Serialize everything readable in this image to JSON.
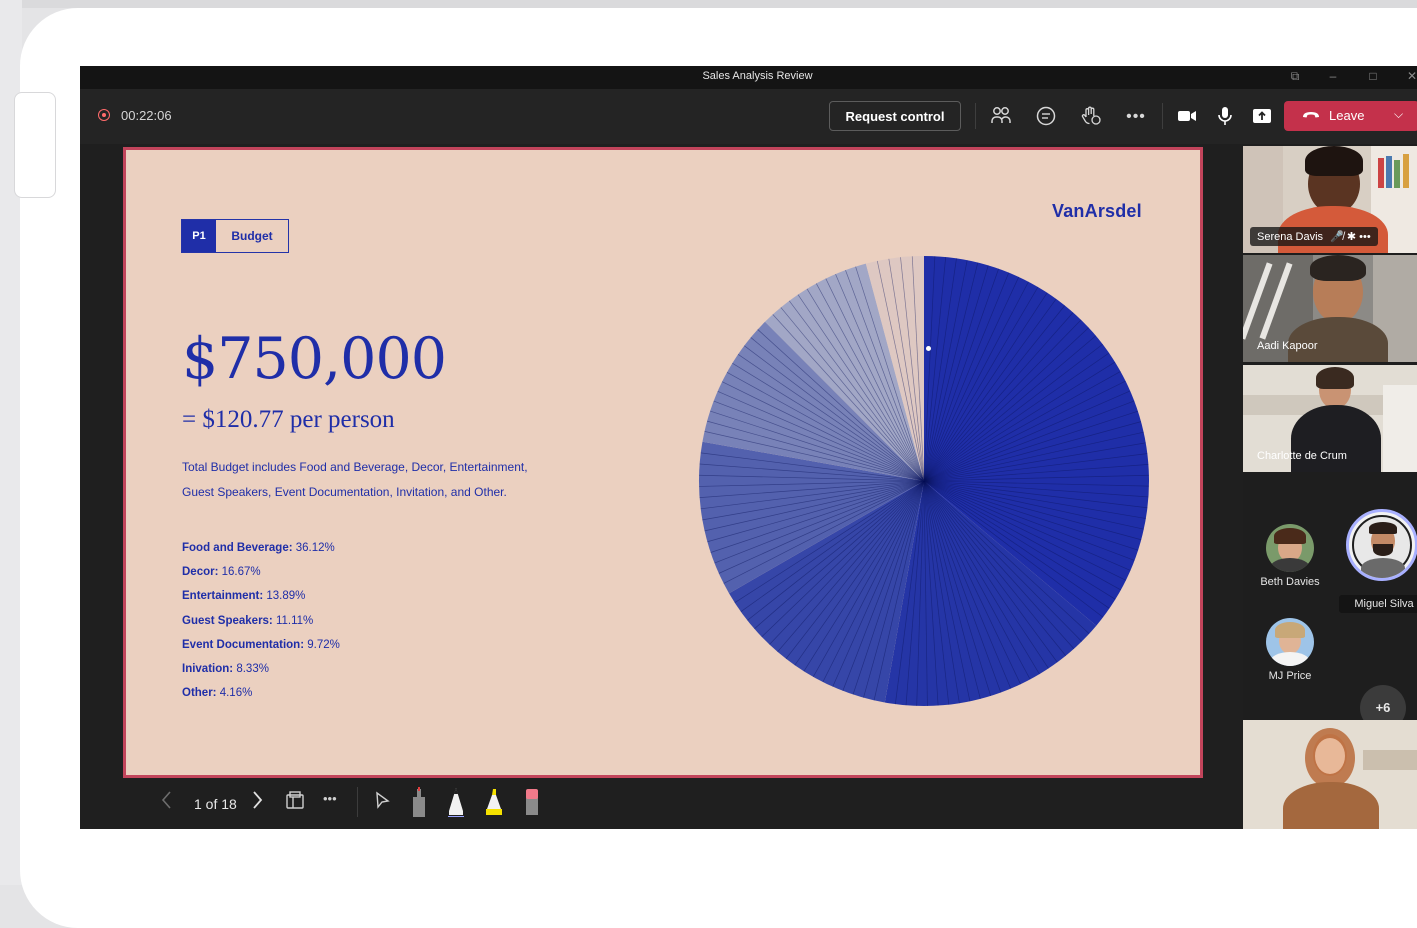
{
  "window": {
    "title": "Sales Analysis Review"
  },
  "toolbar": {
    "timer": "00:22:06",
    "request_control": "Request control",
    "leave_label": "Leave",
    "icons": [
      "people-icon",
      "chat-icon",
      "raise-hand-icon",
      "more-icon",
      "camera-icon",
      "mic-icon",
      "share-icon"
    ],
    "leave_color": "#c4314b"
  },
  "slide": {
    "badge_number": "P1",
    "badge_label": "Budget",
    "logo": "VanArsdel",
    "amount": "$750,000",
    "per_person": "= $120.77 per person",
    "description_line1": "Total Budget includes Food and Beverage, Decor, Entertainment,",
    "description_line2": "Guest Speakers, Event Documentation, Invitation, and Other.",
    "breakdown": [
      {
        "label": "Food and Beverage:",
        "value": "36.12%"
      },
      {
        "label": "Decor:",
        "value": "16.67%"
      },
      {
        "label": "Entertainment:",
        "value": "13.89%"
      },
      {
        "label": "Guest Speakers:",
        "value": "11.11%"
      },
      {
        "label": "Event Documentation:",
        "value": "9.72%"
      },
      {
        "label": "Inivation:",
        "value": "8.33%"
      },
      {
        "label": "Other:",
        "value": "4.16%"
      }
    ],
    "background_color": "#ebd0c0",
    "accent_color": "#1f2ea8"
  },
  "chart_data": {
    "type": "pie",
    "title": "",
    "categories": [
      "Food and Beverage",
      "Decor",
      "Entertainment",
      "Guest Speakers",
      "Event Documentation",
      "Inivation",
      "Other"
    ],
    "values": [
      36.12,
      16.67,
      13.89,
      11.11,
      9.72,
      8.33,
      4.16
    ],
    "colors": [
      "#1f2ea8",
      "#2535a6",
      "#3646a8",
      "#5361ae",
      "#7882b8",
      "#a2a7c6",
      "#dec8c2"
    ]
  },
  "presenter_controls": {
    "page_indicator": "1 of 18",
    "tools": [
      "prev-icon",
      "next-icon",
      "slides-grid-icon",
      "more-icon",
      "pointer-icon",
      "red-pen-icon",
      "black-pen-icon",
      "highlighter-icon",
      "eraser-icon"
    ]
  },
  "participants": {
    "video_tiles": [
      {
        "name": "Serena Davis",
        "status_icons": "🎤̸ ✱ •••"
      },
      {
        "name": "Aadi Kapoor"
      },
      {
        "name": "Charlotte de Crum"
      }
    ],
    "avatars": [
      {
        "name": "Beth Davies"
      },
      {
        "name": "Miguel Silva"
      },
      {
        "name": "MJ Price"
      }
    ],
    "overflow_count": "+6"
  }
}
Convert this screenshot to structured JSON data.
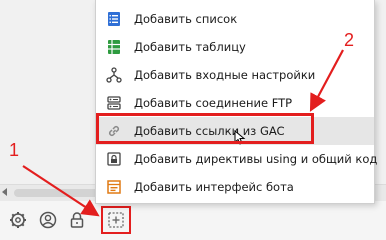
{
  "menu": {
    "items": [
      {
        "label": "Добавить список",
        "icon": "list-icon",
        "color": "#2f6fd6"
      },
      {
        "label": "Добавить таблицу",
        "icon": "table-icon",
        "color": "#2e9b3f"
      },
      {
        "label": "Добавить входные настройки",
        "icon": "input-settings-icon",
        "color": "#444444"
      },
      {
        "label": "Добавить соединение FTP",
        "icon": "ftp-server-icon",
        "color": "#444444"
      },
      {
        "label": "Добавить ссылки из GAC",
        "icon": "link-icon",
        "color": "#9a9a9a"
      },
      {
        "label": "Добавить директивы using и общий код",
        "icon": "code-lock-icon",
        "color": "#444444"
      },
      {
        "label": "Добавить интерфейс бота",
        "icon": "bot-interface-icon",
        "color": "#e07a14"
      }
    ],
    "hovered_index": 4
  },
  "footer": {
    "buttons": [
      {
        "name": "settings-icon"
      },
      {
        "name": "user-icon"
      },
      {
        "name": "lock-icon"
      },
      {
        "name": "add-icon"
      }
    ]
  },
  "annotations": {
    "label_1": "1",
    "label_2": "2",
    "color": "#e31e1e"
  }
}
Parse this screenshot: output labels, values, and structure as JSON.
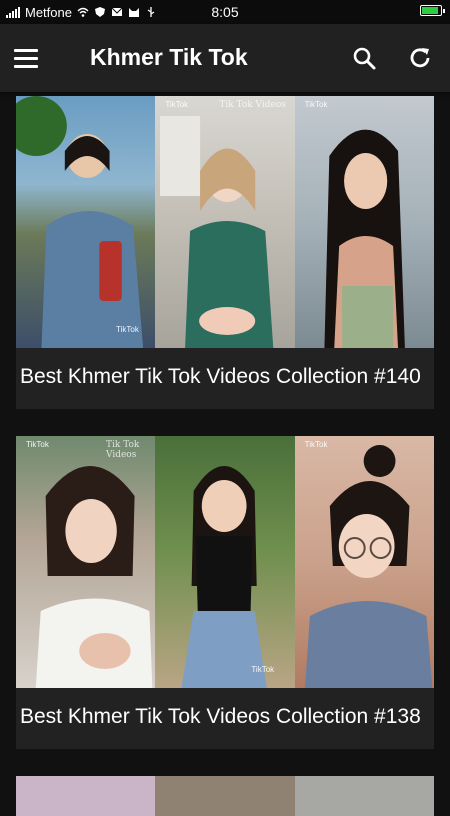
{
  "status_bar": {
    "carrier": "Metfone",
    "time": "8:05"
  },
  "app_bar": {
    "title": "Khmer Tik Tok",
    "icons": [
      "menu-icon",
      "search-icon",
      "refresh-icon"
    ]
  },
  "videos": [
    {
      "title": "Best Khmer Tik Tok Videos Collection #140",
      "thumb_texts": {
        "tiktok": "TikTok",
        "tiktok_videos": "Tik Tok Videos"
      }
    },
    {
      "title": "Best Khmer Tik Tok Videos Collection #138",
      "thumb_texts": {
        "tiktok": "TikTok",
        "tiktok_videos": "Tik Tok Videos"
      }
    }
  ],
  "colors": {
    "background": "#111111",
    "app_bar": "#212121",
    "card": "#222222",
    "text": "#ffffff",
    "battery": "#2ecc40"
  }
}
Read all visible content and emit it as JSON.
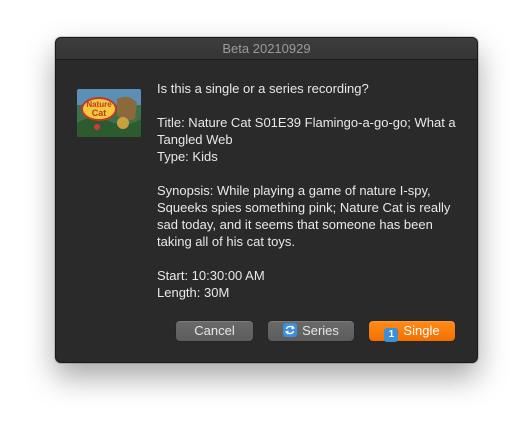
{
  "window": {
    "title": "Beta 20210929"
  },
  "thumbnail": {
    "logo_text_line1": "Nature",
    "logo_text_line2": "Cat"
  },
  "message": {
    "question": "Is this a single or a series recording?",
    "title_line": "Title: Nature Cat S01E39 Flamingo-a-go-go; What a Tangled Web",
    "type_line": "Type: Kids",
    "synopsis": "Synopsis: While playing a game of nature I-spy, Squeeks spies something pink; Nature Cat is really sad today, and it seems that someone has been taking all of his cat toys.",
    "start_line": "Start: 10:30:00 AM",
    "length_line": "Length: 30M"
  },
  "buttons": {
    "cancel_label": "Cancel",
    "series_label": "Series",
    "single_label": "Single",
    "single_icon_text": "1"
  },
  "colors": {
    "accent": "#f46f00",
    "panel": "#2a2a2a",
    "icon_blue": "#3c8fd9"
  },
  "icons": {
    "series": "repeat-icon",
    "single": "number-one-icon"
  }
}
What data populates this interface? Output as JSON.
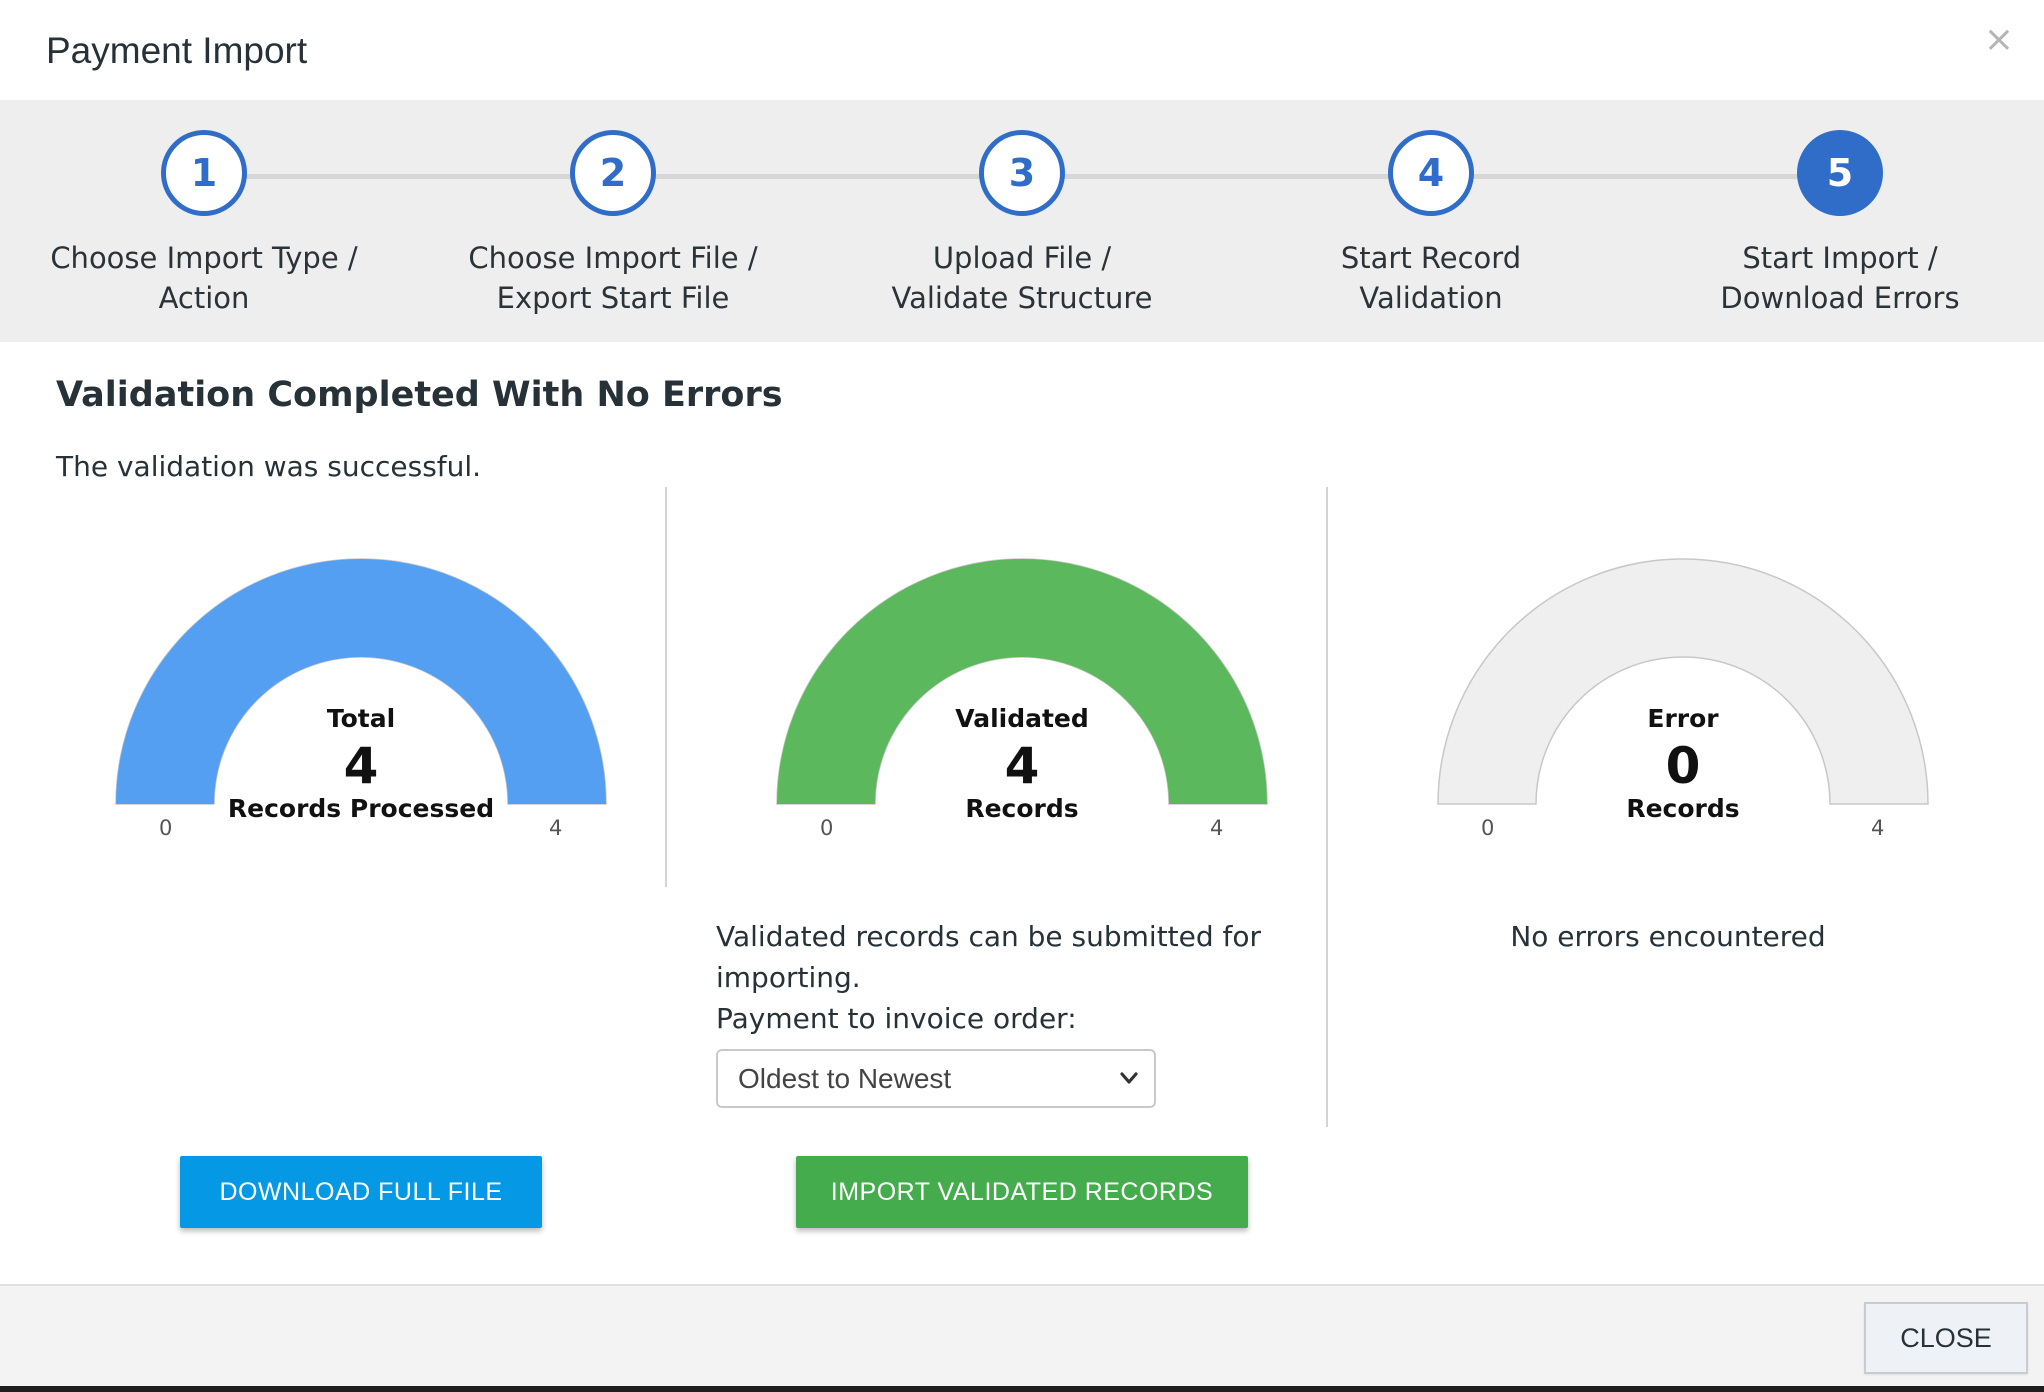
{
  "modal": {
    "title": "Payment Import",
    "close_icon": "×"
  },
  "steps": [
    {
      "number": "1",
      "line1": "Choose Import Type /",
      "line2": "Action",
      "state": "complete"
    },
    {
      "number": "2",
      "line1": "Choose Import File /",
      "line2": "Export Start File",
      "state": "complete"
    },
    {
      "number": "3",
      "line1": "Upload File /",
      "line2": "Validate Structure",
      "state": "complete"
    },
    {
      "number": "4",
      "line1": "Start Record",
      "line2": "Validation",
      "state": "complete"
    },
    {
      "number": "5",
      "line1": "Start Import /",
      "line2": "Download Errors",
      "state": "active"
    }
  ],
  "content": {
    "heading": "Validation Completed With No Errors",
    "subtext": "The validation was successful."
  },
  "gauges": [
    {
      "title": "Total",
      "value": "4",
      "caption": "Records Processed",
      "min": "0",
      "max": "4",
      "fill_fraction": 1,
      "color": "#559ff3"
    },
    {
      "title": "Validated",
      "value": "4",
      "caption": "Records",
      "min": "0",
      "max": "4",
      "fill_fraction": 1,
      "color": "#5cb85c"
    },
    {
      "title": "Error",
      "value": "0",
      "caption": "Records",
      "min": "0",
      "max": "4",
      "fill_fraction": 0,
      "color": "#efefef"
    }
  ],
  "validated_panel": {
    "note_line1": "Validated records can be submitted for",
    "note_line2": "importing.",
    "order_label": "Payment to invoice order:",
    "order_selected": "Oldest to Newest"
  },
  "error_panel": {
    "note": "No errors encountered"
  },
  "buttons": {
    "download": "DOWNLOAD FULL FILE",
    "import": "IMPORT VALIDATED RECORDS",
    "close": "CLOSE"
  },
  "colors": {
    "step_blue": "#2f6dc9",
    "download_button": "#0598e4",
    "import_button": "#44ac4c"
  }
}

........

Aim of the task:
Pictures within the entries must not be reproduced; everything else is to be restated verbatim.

Result:
Serialize everything readable in this image to JSON.
{
  "window": {
    "title": "Sales Analysis Review"
  },
  "toolbar": {
    "timer": "00:22:06",
    "request_control": "Request control",
    "leave_label": "Leave",
    "icons": [
      "people-icon",
      "chat-icon",
      "raise-hand-icon",
      "more-icon",
      "camera-icon",
      "mic-icon",
      "share-icon"
    ],
    "leave_color": "#c4314b"
  },
  "slide": {
    "badge_number": "P1",
    "badge_label": "Budget",
    "logo": "VanArsdel",
    "amount": "$750,000",
    "per_person": "= $120.77 per person",
    "description_line1": "Total Budget includes Food and Beverage, Decor, Entertainment,",
    "description_line2": "Guest Speakers, Event Documentation, Invitation, and Other.",
    "breakdown": [
      {
        "label": "Food and Beverage:",
        "value": "36.12%"
      },
      {
        "label": "Decor:",
        "value": "16.67%"
      },
      {
        "label": "Entertainment:",
        "value": "13.89%"
      },
      {
        "label": "Guest Speakers:",
        "value": "11.11%"
      },
      {
        "label": "Event Documentation:",
        "value": "9.72%"
      },
      {
        "label": "Inivation:",
        "value": "8.33%"
      },
      {
        "label": "Other:",
        "value": "4.16%"
      }
    ],
    "background_color": "#ebd0c0",
    "accent_color": "#1f2ea8"
  },
  "chart_data": {
    "type": "pie",
    "title": "",
    "categories": [
      "Food and Beverage",
      "Decor",
      "Entertainment",
      "Guest Speakers",
      "Event Documentation",
      "Inivation",
      "Other"
    ],
    "values": [
      36.12,
      16.67,
      13.89,
      11.11,
      9.72,
      8.33,
      4.16
    ],
    "colors": [
      "#1f2ea8",
      "#2535a6",
      "#3646a8",
      "#5361ae",
      "#7882b8",
      "#a2a7c6",
      "#dec8c2"
    ]
  },
  "presenter_controls": {
    "page_indicator": "1 of 18",
    "tools": [
      "prev-icon",
      "next-icon",
      "slides-grid-icon",
      "more-icon",
      "pointer-icon",
      "red-pen-icon",
      "black-pen-icon",
      "highlighter-icon",
      "eraser-icon"
    ]
  },
  "participants": {
    "video_tiles": [
      {
        "name": "Serena Davis",
        "status_icons": "🎤̸ ✱ •••"
      },
      {
        "name": "Aadi Kapoor"
      },
      {
        "name": "Charlotte de Crum"
      }
    ],
    "avatars": [
      {
        "name": "Beth Davies"
      },
      {
        "name": "Miguel Silva"
      },
      {
        "name": "MJ Price"
      }
    ],
    "overflow_count": "+6"
  }
}
Convert this screenshot to structured JSON data.
{
  "menu": {
    "items": [
      {
        "label": "Добавить список",
        "icon": "list-icon",
        "color": "#2f6fd6"
      },
      {
        "label": "Добавить таблицу",
        "icon": "table-icon",
        "color": "#2e9b3f"
      },
      {
        "label": "Добавить входные настройки",
        "icon": "input-settings-icon",
        "color": "#444444"
      },
      {
        "label": "Добавить соединение FTP",
        "icon": "ftp-server-icon",
        "color": "#444444"
      },
      {
        "label": "Добавить ссылки из GAC",
        "icon": "link-icon",
        "color": "#9a9a9a"
      },
      {
        "label": "Добавить директивы using и общий код",
        "icon": "code-lock-icon",
        "color": "#444444"
      },
      {
        "label": "Добавить интерфейс бота",
        "icon": "bot-interface-icon",
        "color": "#e07a14"
      }
    ],
    "hovered_index": 4
  },
  "footer": {
    "buttons": [
      {
        "name": "settings-icon"
      },
      {
        "name": "user-icon"
      },
      {
        "name": "lock-icon"
      },
      {
        "name": "add-icon"
      }
    ]
  },
  "annotations": {
    "label_1": "1",
    "label_2": "2",
    "color": "#e31e1e"
  }
}
Parse this screenshot: output labels, values, and structure as JSON.
{
  "status_bar": {
    "carrier": "Metfone",
    "time": "8:05"
  },
  "app_bar": {
    "title": "Khmer Tik Tok",
    "icons": [
      "menu-icon",
      "search-icon",
      "refresh-icon"
    ]
  },
  "videos": [
    {
      "title": "Best Khmer Tik Tok Videos Collection #140",
      "thumb_texts": {
        "tiktok": "TikTok",
        "tiktok_videos": "Tik Tok Videos"
      }
    },
    {
      "title": "Best Khmer Tik Tok Videos Collection #138",
      "thumb_texts": {
        "tiktok": "TikTok",
        "tiktok_videos": "Tik Tok Videos"
      }
    }
  ],
  "colors": {
    "background": "#111111",
    "app_bar": "#212121",
    "card": "#222222",
    "text": "#ffffff",
    "battery": "#2ecc40"
  }
}
Read all visible content and emit it as JSON.
{
  "window": {
    "title": "Beta 20210929"
  },
  "thumbnail": {
    "logo_text_line1": "Nature",
    "logo_text_line2": "Cat"
  },
  "message": {
    "question": "Is this a single or a series recording?",
    "title_line": "Title: Nature Cat S01E39 Flamingo-a-go-go; What a Tangled Web",
    "type_line": "Type: Kids",
    "synopsis": "Synopsis: While playing a game of nature I-spy, Squeeks spies something pink; Nature Cat is really sad today, and it seems that someone has been taking all of his cat toys.",
    "start_line": "Start: 10:30:00 AM",
    "length_line": "Length: 30M"
  },
  "buttons": {
    "cancel_label": "Cancel",
    "series_label": "Series",
    "single_label": "Single",
    "single_icon_text": "1"
  },
  "colors": {
    "accent": "#f46f00",
    "panel": "#2a2a2a",
    "icon_blue": "#3c8fd9"
  },
  "icons": {
    "series": "repeat-icon",
    "single": "number-one-icon"
  }
}
What data populates this interface? Output as JSON.
{
  "modal": {
    "title": "Payment Import",
    "close_icon": "×"
  },
  "steps": [
    {
      "number": "1",
      "line1": "Choose Import Type /",
      "line2": "Action",
      "state": "complete"
    },
    {
      "number": "2",
      "line1": "Choose Import File /",
      "line2": "Export Start File",
      "state": "complete"
    },
    {
      "number": "3",
      "line1": "Upload File /",
      "line2": "Validate Structure",
      "state": "complete"
    },
    {
      "number": "4",
      "line1": "Start Record",
      "line2": "Validation",
      "state": "complete"
    },
    {
      "number": "5",
      "line1": "Start Import /",
      "line2": "Download Errors",
      "state": "active"
    }
  ],
  "content": {
    "heading": "Validation Completed With No Errors",
    "subtext": "The validation was successful."
  },
  "gauges": [
    {
      "title": "Total",
      "value": "4",
      "caption": "Records Processed",
      "min": "0",
      "max": "4",
      "fill_fraction": 1,
      "color": "#559ff3"
    },
    {
      "title": "Validated",
      "value": "4",
      "caption": "Records",
      "min": "0",
      "max": "4",
      "fill_fraction": 1,
      "color": "#5cb85c"
    },
    {
      "title": "Error",
      "value": "0",
      "caption": "Records",
      "min": "0",
      "max": "4",
      "fill_fraction": 0,
      "color": "#efefef"
    }
  ],
  "validated_panel": {
    "note_line1": "Validated records can be submitted for",
    "note_line2": "importing.",
    "order_label": "Payment to invoice order:",
    "order_selected": "Oldest to Newest"
  },
  "error_panel": {
    "note": "No errors encountered"
  },
  "buttons": {
    "download": "DOWNLOAD FULL FILE",
    "import": "IMPORT VALIDATED RECORDS",
    "close": "CLOSE"
  },
  "colors": {
    "step_blue": "#2f6dc9",
    "download_button": "#0598e4",
    "import_button": "#44ac4c"
  }
}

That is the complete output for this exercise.